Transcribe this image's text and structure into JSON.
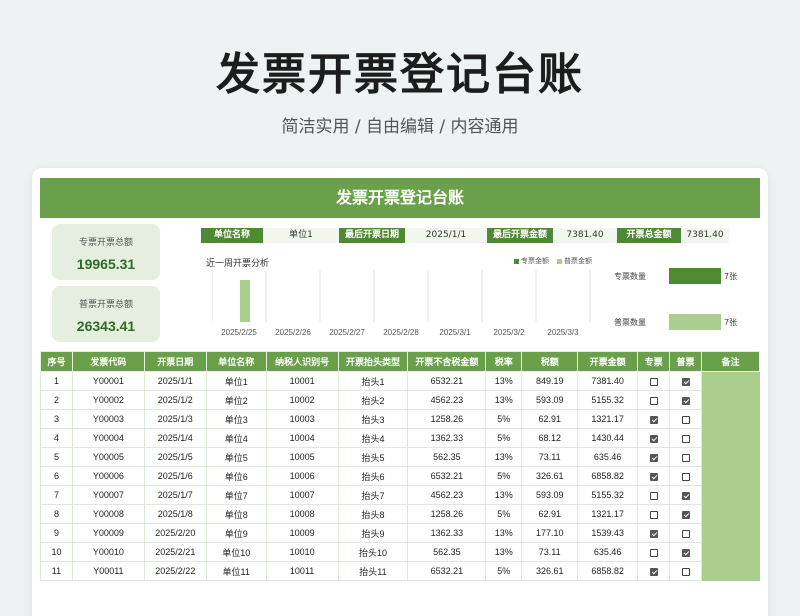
{
  "page": {
    "title": "发票开票登记台账",
    "subtitle": "简洁实用 / 自由编辑 / 内容通用"
  },
  "card": {
    "header": "发票开票登记台账",
    "summary": [
      {
        "label": "专票开票总额",
        "value": "19965.31"
      },
      {
        "label": "普票开票总额",
        "value": "26343.41"
      }
    ],
    "info": [
      {
        "key": "单位名称",
        "value": "单位1"
      },
      {
        "key": "最后开票日期",
        "value": "2025/1/1"
      },
      {
        "key": "最后开票金额",
        "value": "7381.40"
      },
      {
        "key": "开票总金额",
        "value": "7381.40"
      }
    ],
    "stats": [
      {
        "label": "专票数量",
        "value": "7张",
        "count": 7
      },
      {
        "label": "普票数量",
        "value": "7张",
        "count": 7
      }
    ]
  },
  "colors": {
    "header_green": "#6aa04a",
    "dark_green": "#4e8a34",
    "light_green": "#a9ce8d",
    "pale_green": "#e6efdf"
  },
  "chart_data": {
    "type": "bar",
    "title": "近一周开票分析",
    "categories": [
      "2025/2/25",
      "2025/2/26",
      "2025/2/27",
      "2025/2/28",
      "2025/3/1",
      "2025/3/2",
      "2025/3/3"
    ],
    "series": [
      {
        "name": "专票金额",
        "color": "#4e8a34",
        "values": [
          0,
          0,
          0,
          0,
          0,
          0,
          0
        ]
      },
      {
        "name": "普票金额",
        "color": "#a9ce8d",
        "values": [
          1,
          0,
          0,
          0,
          0,
          0,
          0
        ]
      }
    ],
    "ylim": [
      0,
      1
    ],
    "grid": true,
    "legend": "top-right"
  },
  "table": {
    "headers": [
      "序号",
      "发票代码",
      "开票日期",
      "单位名称",
      "纳税人识别号",
      "开票抬头类型",
      "开票不含税金额",
      "税率",
      "税额",
      "开票金额",
      "专票",
      "普票",
      "备注"
    ],
    "rows": [
      {
        "no": "1",
        "code": "Y00001",
        "date": "2025/1/1",
        "unit": "单位1",
        "tax_id": "10001",
        "head": "抬头1",
        "amount_ex": "6532.21",
        "rate": "13%",
        "tax": "849.19",
        "amount": "7381.40",
        "special": false,
        "normal": true,
        "note": ""
      },
      {
        "no": "2",
        "code": "Y00002",
        "date": "2025/1/2",
        "unit": "单位2",
        "tax_id": "10002",
        "head": "抬头2",
        "amount_ex": "4562.23",
        "rate": "13%",
        "tax": "593.09",
        "amount": "5155.32",
        "special": false,
        "normal": true,
        "note": ""
      },
      {
        "no": "3",
        "code": "Y00003",
        "date": "2025/1/3",
        "unit": "单位3",
        "tax_id": "10003",
        "head": "抬头3",
        "amount_ex": "1258.26",
        "rate": "5%",
        "tax": "62.91",
        "amount": "1321.17",
        "special": true,
        "normal": false,
        "note": ""
      },
      {
        "no": "4",
        "code": "Y00004",
        "date": "2025/1/4",
        "unit": "单位4",
        "tax_id": "10004",
        "head": "抬头4",
        "amount_ex": "1362.33",
        "rate": "5%",
        "tax": "68.12",
        "amount": "1430.44",
        "special": true,
        "normal": false,
        "note": ""
      },
      {
        "no": "5",
        "code": "Y00005",
        "date": "2025/1/5",
        "unit": "单位5",
        "tax_id": "10005",
        "head": "抬头5",
        "amount_ex": "562.35",
        "rate": "13%",
        "tax": "73.11",
        "amount": "635.46",
        "special": true,
        "normal": false,
        "note": ""
      },
      {
        "no": "6",
        "code": "Y00006",
        "date": "2025/1/6",
        "unit": "单位6",
        "tax_id": "10006",
        "head": "抬头6",
        "amount_ex": "6532.21",
        "rate": "5%",
        "tax": "326.61",
        "amount": "6858.82",
        "special": true,
        "normal": false,
        "note": ""
      },
      {
        "no": "7",
        "code": "Y00007",
        "date": "2025/1/7",
        "unit": "单位7",
        "tax_id": "10007",
        "head": "抬头7",
        "amount_ex": "4562.23",
        "rate": "13%",
        "tax": "593.09",
        "amount": "5155.32",
        "special": false,
        "normal": true,
        "note": ""
      },
      {
        "no": "8",
        "code": "Y00008",
        "date": "2025/1/8",
        "unit": "单位8",
        "tax_id": "10008",
        "head": "抬头8",
        "amount_ex": "1258.26",
        "rate": "5%",
        "tax": "62.91",
        "amount": "1321.17",
        "special": false,
        "normal": true,
        "note": ""
      },
      {
        "no": "9",
        "code": "Y00009",
        "date": "2025/2/20",
        "unit": "单位9",
        "tax_id": "10009",
        "head": "抬头9",
        "amount_ex": "1362.33",
        "rate": "13%",
        "tax": "177.10",
        "amount": "1539.43",
        "special": true,
        "normal": false,
        "note": ""
      },
      {
        "no": "10",
        "code": "Y00010",
        "date": "2025/2/21",
        "unit": "单位10",
        "tax_id": "10010",
        "head": "抬头10",
        "amount_ex": "562.35",
        "rate": "13%",
        "tax": "73.11",
        "amount": "635.46",
        "special": false,
        "normal": true,
        "note": ""
      },
      {
        "no": "11",
        "code": "Y00011",
        "date": "2025/2/22",
        "unit": "单位11",
        "tax_id": "10011",
        "head": "抬头11",
        "amount_ex": "6532.21",
        "rate": "5%",
        "tax": "326.61",
        "amount": "6858.82",
        "special": true,
        "normal": false,
        "note": ""
      }
    ]
  }
}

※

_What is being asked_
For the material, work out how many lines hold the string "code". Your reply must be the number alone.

_Finished exercise_
11